Michael Kaufman, executive director of the Menominee Historical Society, which provides regular tours of the Lighthouse during the summer, said he saw the swastikas before the graffiti was removed. “We have foreign ships from Denmark in the port. They’re going to see that and say what a crappy little town,” Kaufman said. “They were invaded during World War II.”
But Kaufman said he doubted those who defaced the lighthouse fully understood how their messages would be received. “These are going to be very young people who did this,” he said. “They wouldn’t have any knowledge of the Nazi generation.”

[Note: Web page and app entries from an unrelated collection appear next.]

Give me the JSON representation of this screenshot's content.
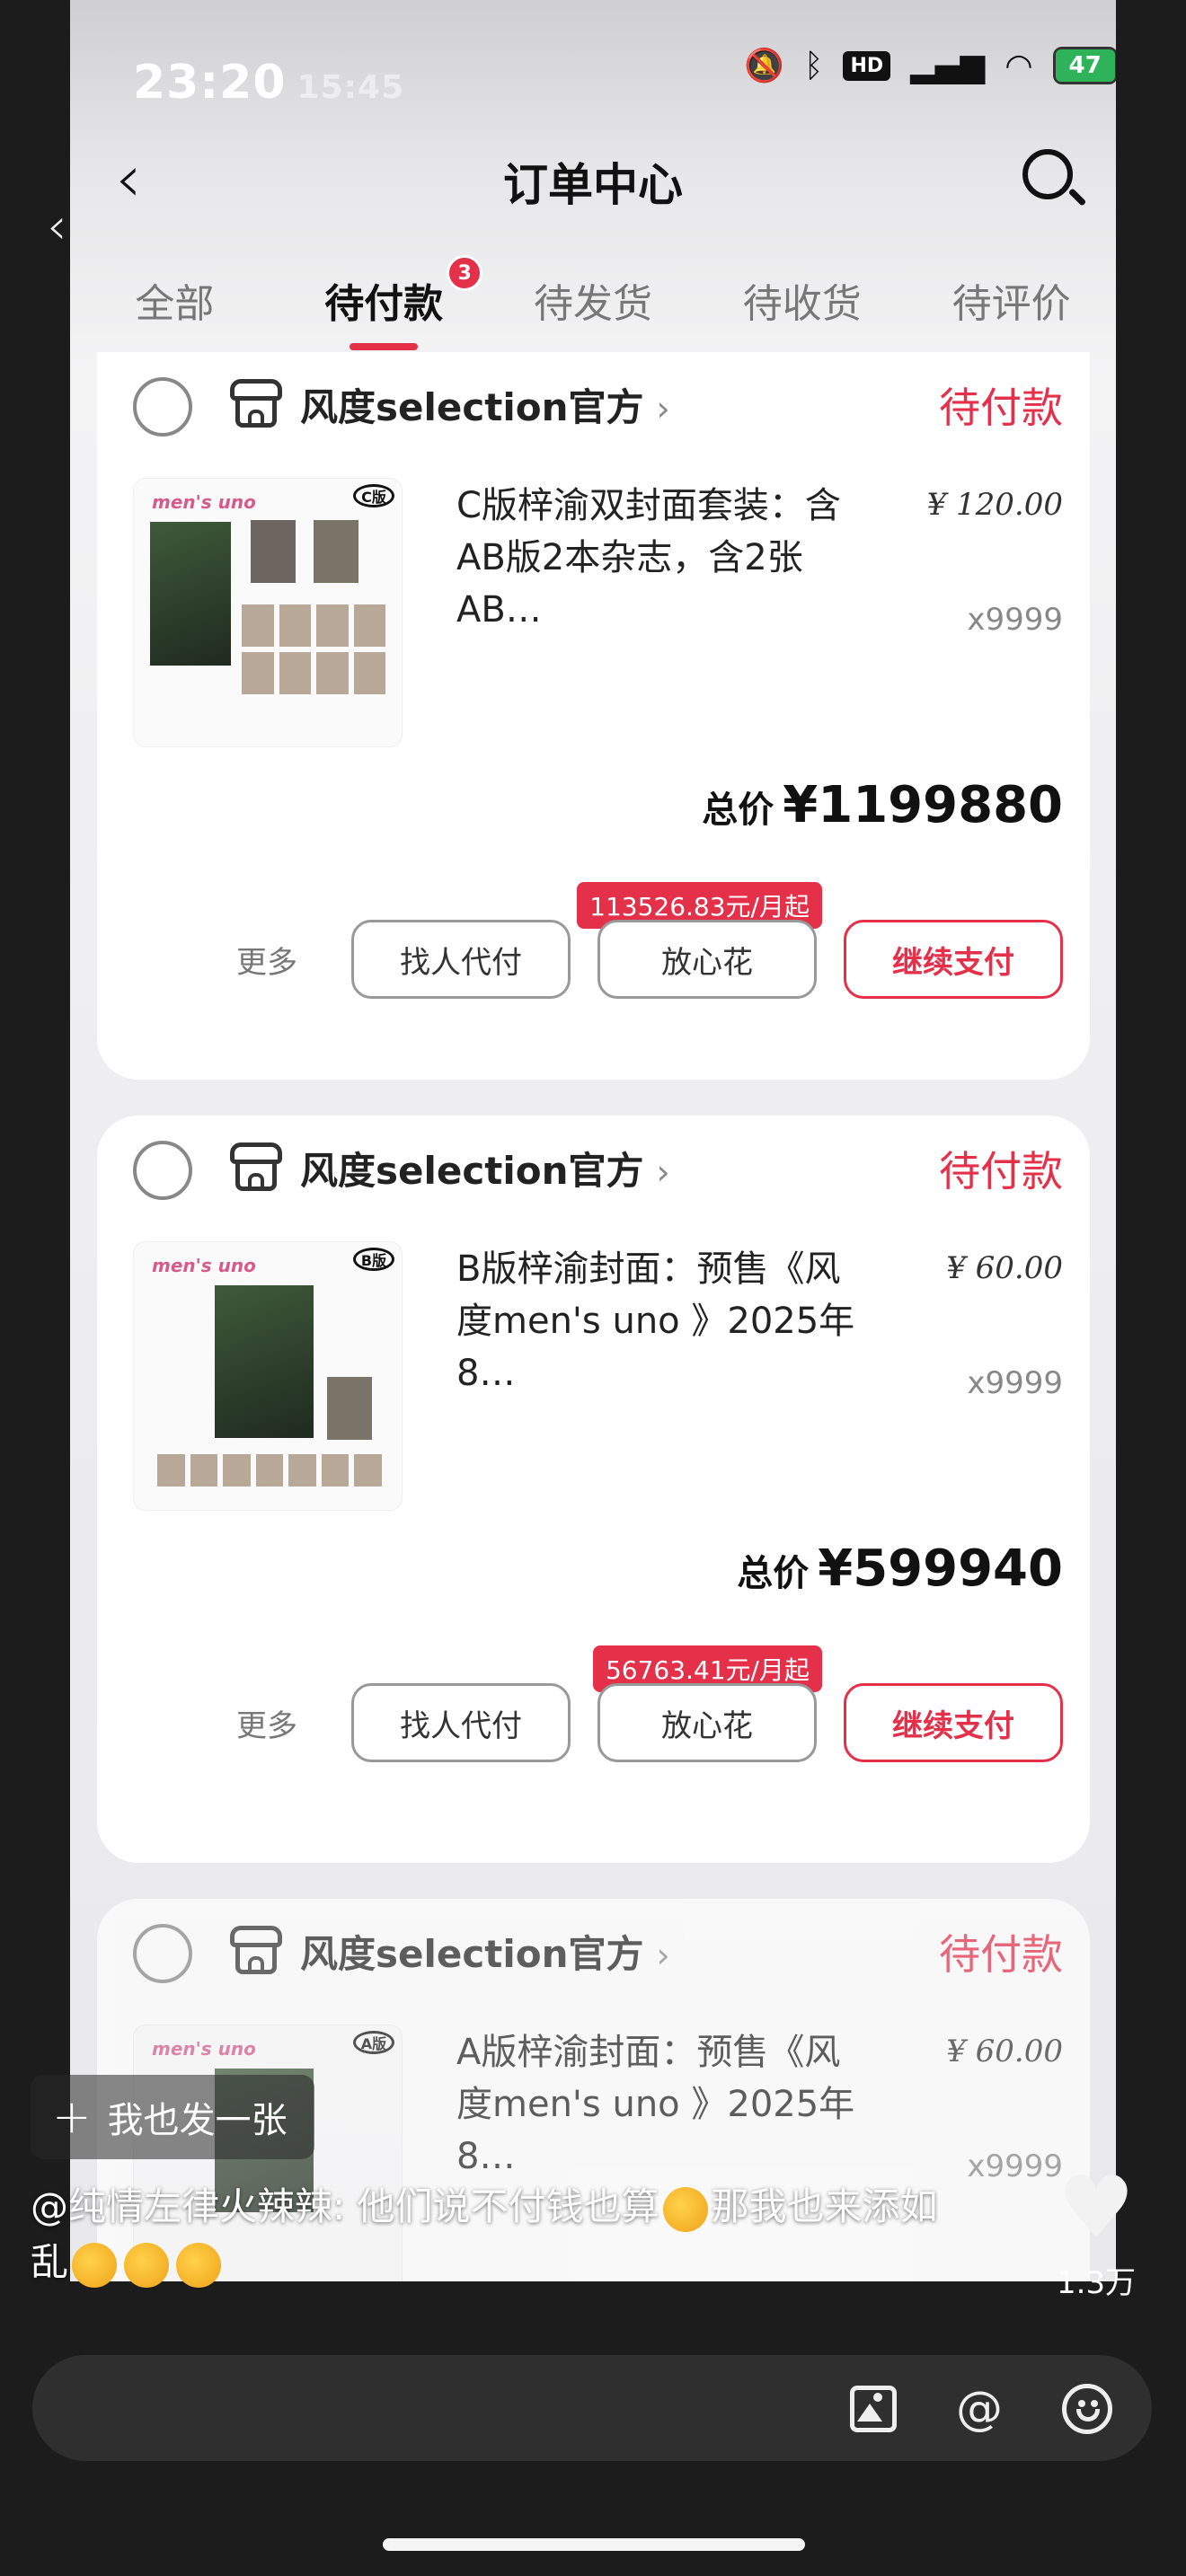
{
  "status_bar": {
    "time": "23:20",
    "ghost_time": "15:45",
    "battery": "47"
  },
  "header": {
    "title": "订单中心"
  },
  "tabs": [
    {
      "label": "全部"
    },
    {
      "label": "待付款",
      "badge": "3"
    },
    {
      "label": "待发货"
    },
    {
      "label": "待收货"
    },
    {
      "label": "待评价"
    }
  ],
  "orders": [
    {
      "store": "风度selection官方",
      "status": "待付款",
      "version_tag": "C版",
      "title_line1": "C版梓渝双封面套装：含",
      "title_line2": "AB版2本杂志，含2张AB…",
      "price": "¥ 120.00",
      "qty": "x9999",
      "total_label": "总价",
      "total": "¥1199880",
      "installment": "113526.83元/月起",
      "more": "更多",
      "btn_proxy": "找人代付",
      "btn_flex": "放心花",
      "btn_pay": "继续支付"
    },
    {
      "store": "风度selection官方",
      "status": "待付款",
      "version_tag": "B版",
      "title_line1": "B版梓渝封面：预售《风",
      "title_line2": "度men's uno 》2025年8…",
      "price": "¥ 60.00",
      "qty": "x9999",
      "total_label": "总价",
      "total": "¥599940",
      "installment": "56763.41元/月起",
      "more": "更多",
      "btn_proxy": "找人代付",
      "btn_flex": "放心花",
      "btn_pay": "继续支付"
    },
    {
      "store": "风度selection官方",
      "status": "待付款",
      "version_tag": "A版",
      "title_line1": "A版梓渝封面：预售《风",
      "title_line2": "度men's uno 》2025年8…",
      "price": "¥ 60.00",
      "qty": "x9999"
    }
  ],
  "overlay": {
    "post_button": "我也发一张",
    "caption_prefix": "@纯情左律火辣辣: 他们说不付钱也算",
    "caption_mid": "那我也来添如",
    "caption_line2": "乱",
    "like_count": "1.3万"
  },
  "colors": {
    "accent": "#e5304a",
    "battery": "#2fb35a"
  },
  "icons": [
    "back-icon",
    "search-icon",
    "store-icon",
    "chevron-right-icon",
    "image-icon",
    "at-icon",
    "emoji-icon",
    "heart-icon",
    "plus-icon"
  ]
}
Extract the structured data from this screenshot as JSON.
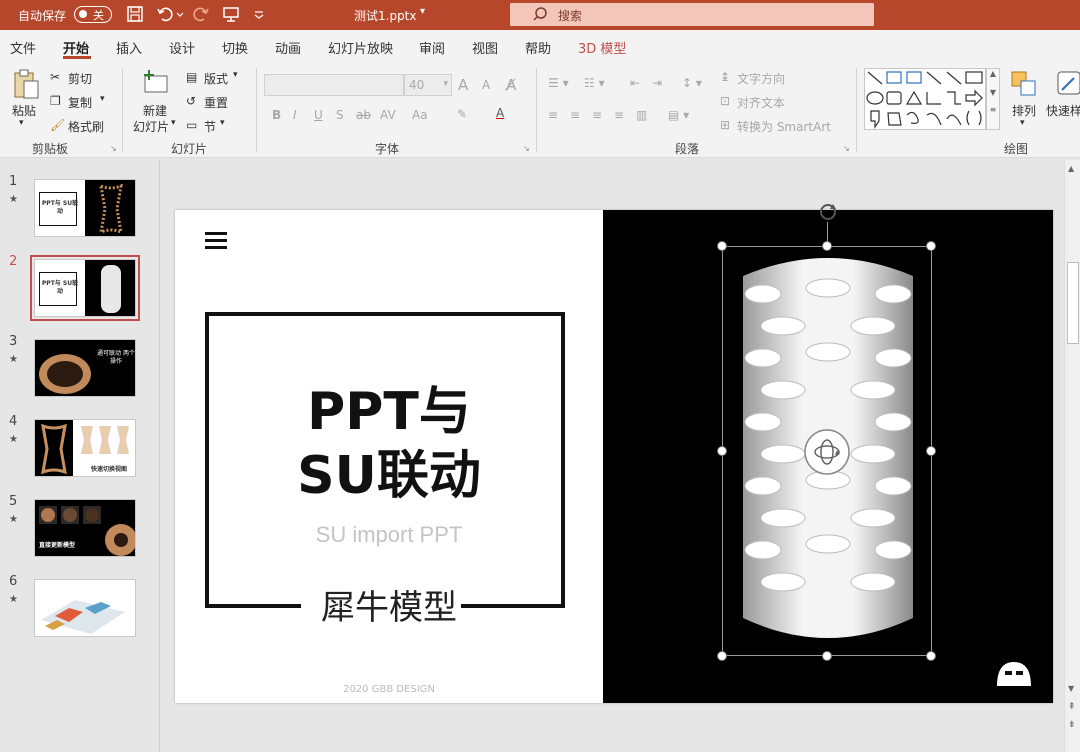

Based on the other derogatory messages painted about the Menominee Maroons, such as “Maroons suck,” Kaufman said, they were trying to get a rise out of people. “They seemed close to illiterate, rather than specifically Nazi,” he said.
Another graffiti message with the letters WECK was spotted on the back of a sign at the waterfront playground last weekend. “I don’t know what WECK would be, but they do,” Kaufman said. Graffiti taggers often use their own signature symbols. In the past, they’ve tagged the WPS power boxes used for street lights, Kaufman said. “You’ve got to get this stuff off right away. You can’t just leave this stuff up there,” he said.
Hartwig is concerned about the damage to the community of hate messages applied to the lighthouse in particular.
“The lighthouse is kind of a symbol or gateway to the Marinette-Menominee area. It blemished the whole community, which is comprised of a lot of really proud people,” he said. “They’ve done a lot to really improve the harbor and make that a destination over the years. This just really sets it back.”
Hartwig said the current situation doesn’t compare with how this country united to fight the Nazis. His father flew 65 missions in World War II and fought the Nazi regime, Hartwig said. Despite the brutality of the war, “It was at a time when we were living with the greatest generation ever,” he said. “The country pulled together like we’ve never seen before.”
Today, he said, “The truth doesn’t seem to matter anymore.” He blames a lack of government leadership and poor management of the internet. “The lies and corruption are just sickening,” Hartwig said. It’s been a problem for 20 years. “It’s caught up to us now,” he said.